    Though he has averaged just 2.0 assists for his career, maybe this is just what Smith needs to move the ball. In a two-man offensive game, he wouldn't have to worry about finding the open man. Besides, there are only so many options available: Smith drives, Smith shoots, Amar'e rolls, Amar'e pops out.

    That's it, and no more than two of those options should be available on a given play.

    In this scenario, Smith does not have to be the passer Kidd and Prigioni are—this duo's athleticism should make the open scorer easy enough to find. That's how he ran it during his time in Denver, and Stoudemire is a much better big than he ever had there.

    Obviously, Iman Shumpert would be the preferred guy to run the pick-and-roll from the shooting guard position.

    He is Smith's match athletically and is a more experienced passer from his days running the point at Georgia Tech. However, until he is fully healed from his ACL tear, the Knicks would be better not to bank on Shumpert having a quick first step.

    At the same time, Mike Woodson has the luxury of a deep backcourt. He won't have to worry about overexerting Shumpert on offense because he has plenty of guys who can fill his role.
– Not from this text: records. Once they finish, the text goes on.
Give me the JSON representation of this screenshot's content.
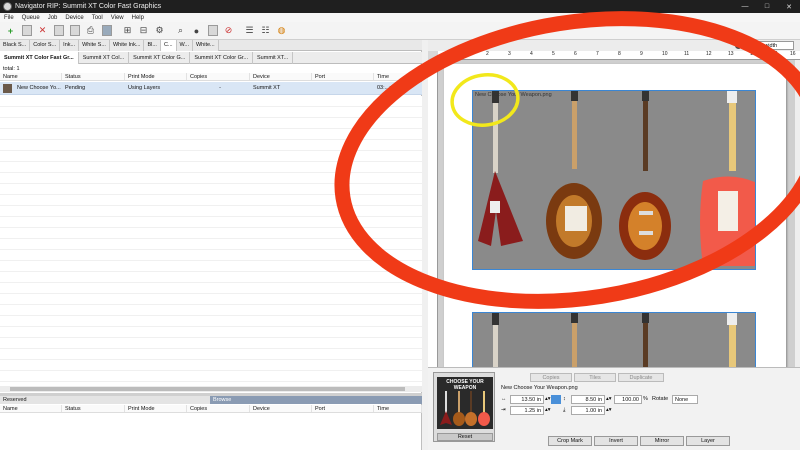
{
  "window": {
    "title": "Navigator RIP: Summit XT Color Fast Graphics",
    "minimize": "—",
    "maximize": "□"
  },
  "menu": [
    "File",
    "Queue",
    "Job",
    "Device",
    "Tool",
    "View",
    "Help"
  ],
  "queue_tabs": [
    "Black S...",
    "Color S...",
    "Ink...",
    "White S...",
    "White Ink...",
    "Bl...",
    "C...",
    "W...",
    "White..."
  ],
  "active_queue_tab": 6,
  "sub_tabs": [
    "Summit XT Color Fast Gr...",
    "Summit XT Col...",
    "Summit XT Color G...",
    "Summit XT Color Gr...",
    "Summit XT..."
  ],
  "total_label": "total: 1",
  "columns": [
    "Name",
    "Status",
    "Print Mode",
    "Copies",
    "Device",
    "Port",
    "Time"
  ],
  "job_row": {
    "name": "New Choose Yo...",
    "status": "Pending",
    "print_mode": "Using Layers",
    "copies": "-",
    "device": "Summit XT",
    "port": "",
    "time": "03:...:00:42"
  },
  "bottom_tabs": {
    "reserved": "Reserved",
    "browse": "Browse"
  },
  "zoom": "To width",
  "ruler_ticks": [
    "2",
    "3",
    "4",
    "5",
    "6",
    "7",
    "8",
    "9",
    "10",
    "11",
    "12",
    "13",
    "14",
    "15",
    "16"
  ],
  "canvas_image_label": "New Choose Your Weapon.png",
  "preview": {
    "text": "CHOOSE YOUR WEAPON",
    "reset": "Reset"
  },
  "panel_tabs": [
    "Copies",
    "Tiles",
    "Duplicate"
  ],
  "props": {
    "filename": "New Choose Your Weapon.png",
    "width": "13.50 in",
    "height": "8.50 in",
    "scale": "100.00",
    "scale_unit": "%",
    "rotate_label": "Rotate",
    "rotate_value": "None",
    "x_offset": "1.25 in",
    "y_offset": "1.00 in"
  },
  "action_buttons": [
    "Crop Mark",
    "Invert",
    "Mirror",
    "Layer"
  ],
  "colors": {
    "annotation_red": "#f03a17",
    "annotation_yellow": "#f2e81b",
    "selection_blue": "#3a86d4"
  }
}
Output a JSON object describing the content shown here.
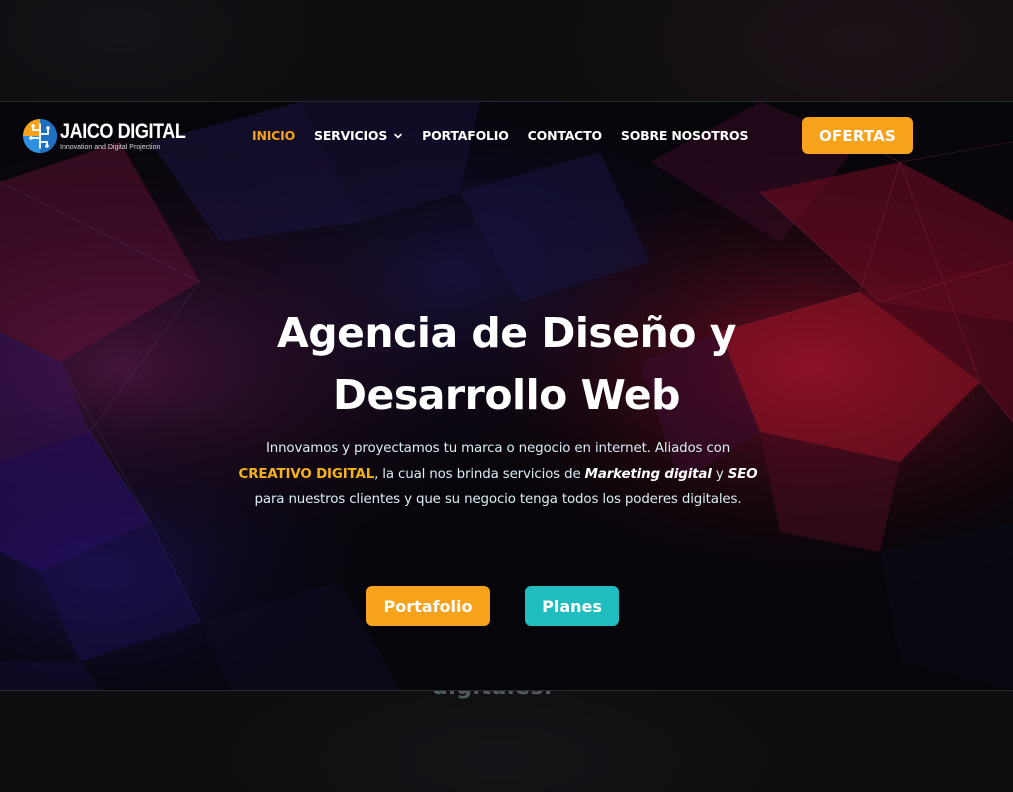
{
  "brand": {
    "name": "JAICO DIGITAL",
    "tagline": "Innovation and Digital Projection"
  },
  "nav": {
    "items": [
      {
        "label": "INICIO",
        "active": true
      },
      {
        "label": "SERVICIOS",
        "has_dropdown": true
      },
      {
        "label": "PORTAFOLIO"
      },
      {
        "label": "CONTACTO"
      },
      {
        "label": "SOBRE NOSOTROS"
      }
    ],
    "offers_button": "OFERTAS"
  },
  "hero": {
    "title_line1": "Agencia de Diseño y",
    "title_line2": "Desarrollo Web",
    "desc_part1": "Innovamos y proyectamos tu marca o negocio en internet. Aliados con ",
    "desc_highlight1": "CREATIVO DIGITAL",
    "desc_part2": ", la cual nos brinda servicios de ",
    "desc_highlight2": "Marketing digital",
    "desc_part3": " y ",
    "desc_highlight3": "SEO",
    "desc_part4": " para nuestros clientes y que su negocio tenga todos los poderes digitales.",
    "cta_portfolio": "Portafolio",
    "cta_plans": "Planes"
  },
  "background": {
    "ghost_text": "digitales."
  },
  "colors": {
    "accent_orange": "#f6a21a",
    "accent_teal": "#1fbcc0",
    "highlight_yellow": "#f6b21a",
    "text_light_cyan": "#d9eef3"
  }
}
    So long as the Knicks are so loaded with pick-and-roll guys, they'll keep running it.